## Task brief
From the first entry to the last, copy each one exactly.

[Dataset records Boundary: Start]

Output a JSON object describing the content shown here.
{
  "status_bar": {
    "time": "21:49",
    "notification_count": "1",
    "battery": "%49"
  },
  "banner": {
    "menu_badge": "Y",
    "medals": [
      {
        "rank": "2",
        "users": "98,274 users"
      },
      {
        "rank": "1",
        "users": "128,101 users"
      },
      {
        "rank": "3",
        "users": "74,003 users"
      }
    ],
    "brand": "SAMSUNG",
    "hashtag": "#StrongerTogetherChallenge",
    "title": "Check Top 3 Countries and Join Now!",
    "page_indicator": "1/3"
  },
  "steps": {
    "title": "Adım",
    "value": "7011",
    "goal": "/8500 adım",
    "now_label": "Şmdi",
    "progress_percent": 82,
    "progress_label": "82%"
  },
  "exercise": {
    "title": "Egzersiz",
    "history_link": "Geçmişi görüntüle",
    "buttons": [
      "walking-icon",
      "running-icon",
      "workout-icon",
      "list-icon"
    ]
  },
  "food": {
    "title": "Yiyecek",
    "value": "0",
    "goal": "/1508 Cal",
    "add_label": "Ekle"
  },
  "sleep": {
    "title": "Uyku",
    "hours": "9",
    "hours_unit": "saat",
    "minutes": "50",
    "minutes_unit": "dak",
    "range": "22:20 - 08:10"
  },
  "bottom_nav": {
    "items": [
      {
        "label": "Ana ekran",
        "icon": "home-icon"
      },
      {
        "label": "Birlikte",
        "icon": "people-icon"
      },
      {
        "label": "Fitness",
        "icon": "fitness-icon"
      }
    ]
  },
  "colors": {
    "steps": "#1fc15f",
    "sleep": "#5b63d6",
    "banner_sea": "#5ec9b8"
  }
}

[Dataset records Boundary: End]

## Solved problem
Output a JSON object describing the content shown here.
{
  "status_bar": {
    "time": "21:49",
    "notification_count": "1",
    "battery": "%49"
  },
  "banner": {
    "menu_badge": "Y",
    "medals": [
      {
        "rank": "2",
        "users": "98,274 users"
      },
      {
        "rank": "1",
        "users": "128,101 users"
      },
      {
        "rank": "3",
        "users": "74,003 users"
      }
    ],
    "brand": "SAMSUNG",
    "hashtag": "#StrongerTogetherChallenge",
    "title": "Check Top 3 Countries and Join Now!",
    "page_indicator": "1/3"
  },
  "steps": {
    "title": "Adım",
    "value": "7011",
    "goal": "/8500 adım",
    "now_label": "Şmdi",
    "progress_percent": 82,
    "progress_label": "82%"
  },
  "exercise": {
    "title": "Egzersiz",
    "history_link": "Geçmişi görüntüle",
    "buttons": [
      "walking-icon",
      "running-icon",
      "workout-icon",
      "list-icon"
    ]
  },
  "food": {
    "title": "Yiyecek",
    "value": "0",
    "goal": "/1508 Cal",
    "add_label": "Ekle"
  },
  "sleep": {
    "title": "Uyku",
    "hours": "9",
    "hours_unit": "saat",
    "minutes": "50",
    "minutes_unit": "dak",
    "range": "22:20 - 08:10"
  },
  "bottom_nav": {
    "items": [
      {
        "label": "Ana ekran",
        "icon": "home-icon"
      },
      {
        "label": "Birlikte",
        "icon": "people-icon"
      },
      {
        "label": "Fitness",
        "icon": "fitness-icon"
      }
    ]
  },
  "colors": {
    "steps": "#1fc15f",
    "sleep": "#5b63d6",
    "banner_sea": "#5ec9b8"
  }
}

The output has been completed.